Items from an interface collection
<<<<

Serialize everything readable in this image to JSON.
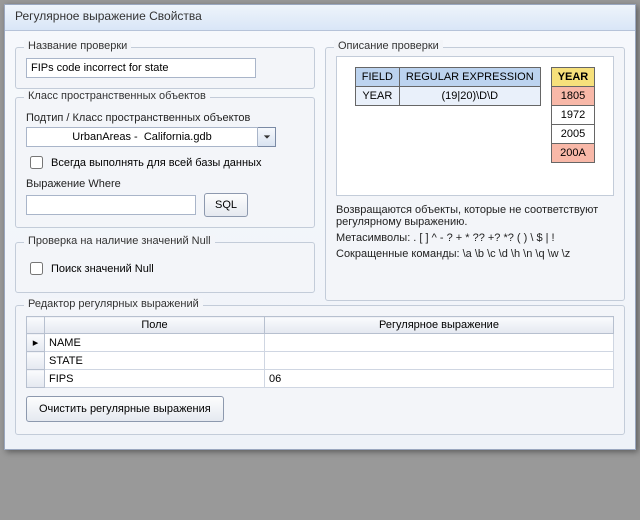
{
  "window": {
    "title": "Регулярное выражение Свойства"
  },
  "checkName": {
    "label": "Название проверки",
    "value": "FIPs code incorrect for state"
  },
  "featureClass": {
    "label": "Класс пространственных объектов",
    "sublabel": "Подтип / Класс пространственных объектов",
    "value": "UrbanAreas -  California.gdb",
    "alwaysWholeDb": "Всегда выполнять для всей базы данных",
    "whereLabel": "Выражение Where",
    "whereValue": "",
    "sqlButton": "SQL"
  },
  "nullCheck": {
    "legend": "Проверка на наличие значений Null",
    "checkbox": "Поиск значений Null"
  },
  "description": {
    "legend": "Описание проверки",
    "example": {
      "head_field": "FIELD",
      "head_regex": "REGULAR EXPRESSION",
      "row_field": "YEAR",
      "row_regex": "(19|20)\\D\\D"
    },
    "values": {
      "head": "YEAR",
      "rows": [
        "1805",
        "1972",
        "2005",
        "200A"
      ],
      "bad": [
        true,
        false,
        false,
        true
      ]
    },
    "returns": "Возвращаются объекты, которые не соответствуют регулярному выражению.",
    "meta": "Метасимволы: . [ ] ^ - ? + * ?? +? *? ( ) \\ $ | !",
    "shorthand": "Сокращенные команды: \\a \\b \\c \\d \\h \\n \\q \\w \\z"
  },
  "editor": {
    "legend": "Редактор регулярных выражений",
    "col_field": "Поле",
    "col_regex": "Регулярное выражение",
    "rows": [
      {
        "marker": "▸",
        "field": "NAME",
        "regex": ""
      },
      {
        "marker": "",
        "field": "STATE",
        "regex": ""
      },
      {
        "marker": "",
        "field": "FIPS",
        "regex": "06"
      }
    ],
    "clear": "Очистить регулярные выражения"
  }
}
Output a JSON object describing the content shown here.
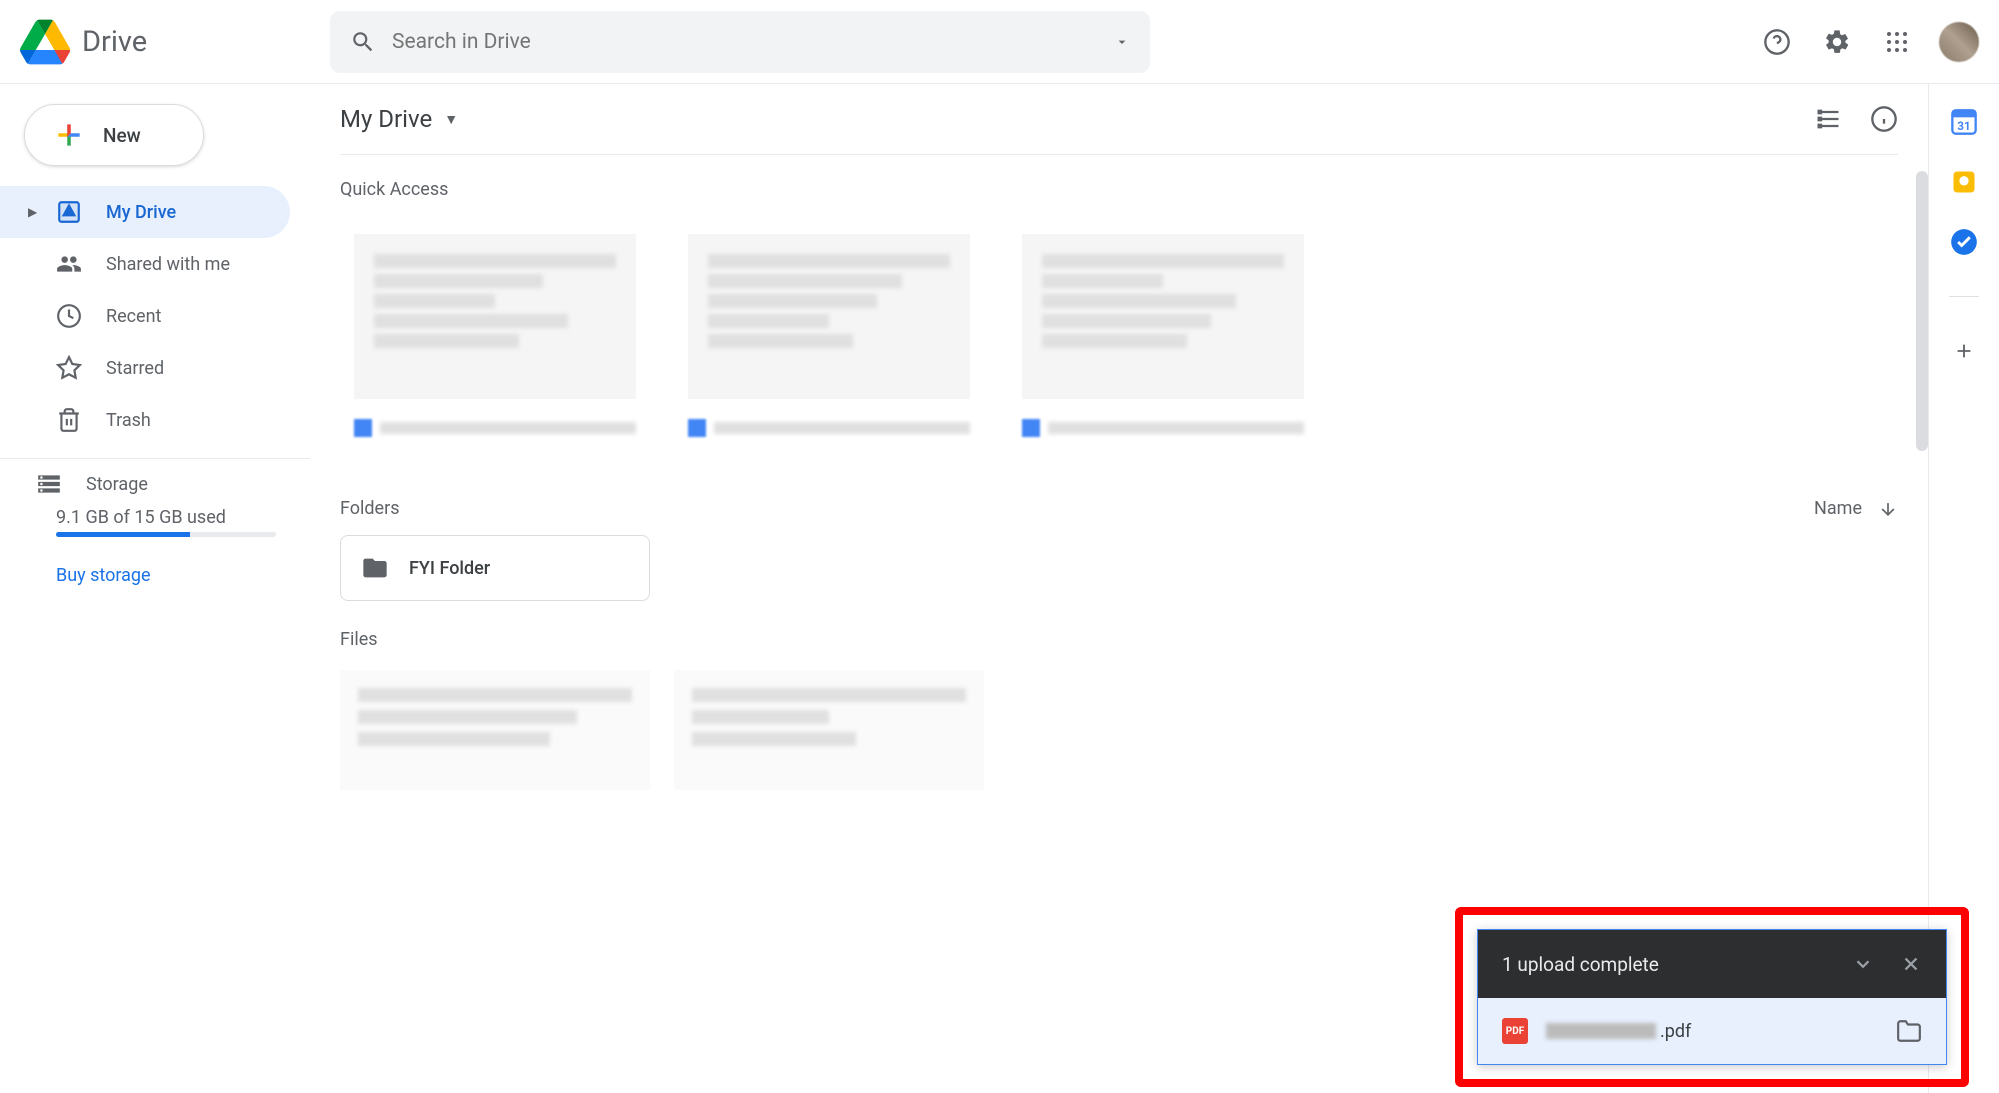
{
  "app": {
    "name": "Drive"
  },
  "search": {
    "placeholder": "Search in Drive"
  },
  "newButton": {
    "label": "New"
  },
  "sidebar": {
    "items": [
      {
        "label": "My Drive"
      },
      {
        "label": "Shared with me"
      },
      {
        "label": "Recent"
      },
      {
        "label": "Starred"
      },
      {
        "label": "Trash"
      }
    ],
    "storage": {
      "label": "Storage",
      "usage": "9.1 GB of 15 GB used",
      "buy": "Buy storage"
    }
  },
  "main": {
    "breadcrumb": "My Drive",
    "quickAccess": {
      "title": "Quick Access"
    },
    "foldersTitle": "Folders",
    "sortLabel": "Name",
    "folders": [
      {
        "name": "FYI Folder"
      }
    ],
    "filesTitle": "Files"
  },
  "toast": {
    "title": "1 upload complete",
    "file": {
      "ext": ".pdf",
      "iconText": "PDF"
    }
  },
  "rail": {
    "calendarDay": "31"
  }
}
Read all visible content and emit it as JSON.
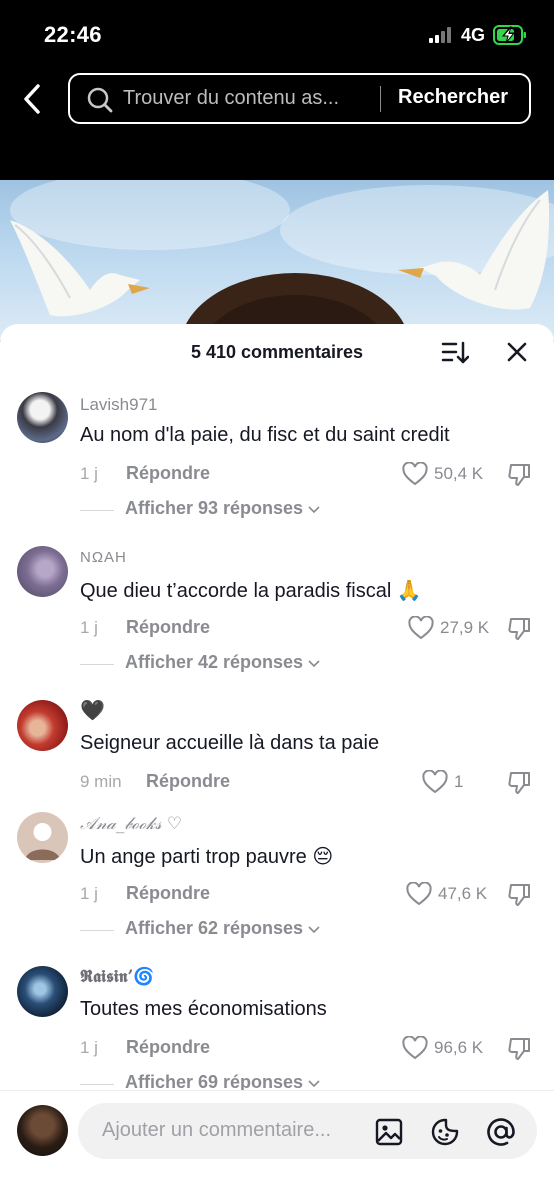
{
  "status_bar": {
    "time": "22:46",
    "network": "4G"
  },
  "search": {
    "placeholder": "Trouver du contenu as...",
    "button_label": "Rechercher"
  },
  "comments_header": {
    "title": "5 410 commentaires"
  },
  "comments": [
    {
      "username": "Lavish971",
      "text": "Au nom d'la paie, du fisc et du saint credit",
      "time": "1 j",
      "reply_label": "Répondre",
      "likes": "50,4 K",
      "replies_label": "Afficher 93 réponses"
    },
    {
      "username": "NΩAH",
      "text": "Que dieu t’accorde la paradis fiscal 🙏",
      "time": "1 j",
      "reply_label": "Répondre",
      "likes": "27,9 K",
      "replies_label": "Afficher 42 réponses"
    },
    {
      "username": "🖤",
      "text": "Seigneur accueille là dans ta paie",
      "time": "9 min",
      "reply_label": "Répondre",
      "likes": "1",
      "replies_label": ""
    },
    {
      "username": "𝒜𝓃𝒶_𝒷ℴℴ𝓀𝓈 ♡",
      "text": "Un ange parti trop pauvre 😔",
      "time": "1 j",
      "reply_label": "Répondre",
      "likes": "47,6 K",
      "replies_label": "Afficher 62 réponses"
    },
    {
      "username": "𝕽𝖆𝖎𝖘𝖎𝖓’🌀",
      "text": "Toutes mes économisations",
      "time": "1 j",
      "reply_label": "Répondre",
      "likes": "96,6 K",
      "replies_label": "Afficher 69 réponses"
    }
  ],
  "composer": {
    "placeholder": "Ajouter un commentaire..."
  },
  "icons": {
    "back": "chevron-left-icon",
    "search": "search-icon",
    "sort": "sort-icon",
    "close": "close-icon",
    "heart": "heart-icon",
    "dislike": "thumbs-down-icon",
    "chevron": "chevron-down-icon",
    "image": "image-icon",
    "sticker": "sticker-icon",
    "mention": "at-icon"
  },
  "colors": {
    "text": "#161823",
    "muted": "#8a8b91",
    "battery": "#32d74b"
  }
}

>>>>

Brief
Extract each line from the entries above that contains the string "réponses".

Answer to this exercise
      "replies_label": "Afficher 93 réponses"
      "replies_label": "Afficher 42 réponses"
      "replies_label": "Afficher 62 réponses"
      "replies_label": "Afficher 69 réponses"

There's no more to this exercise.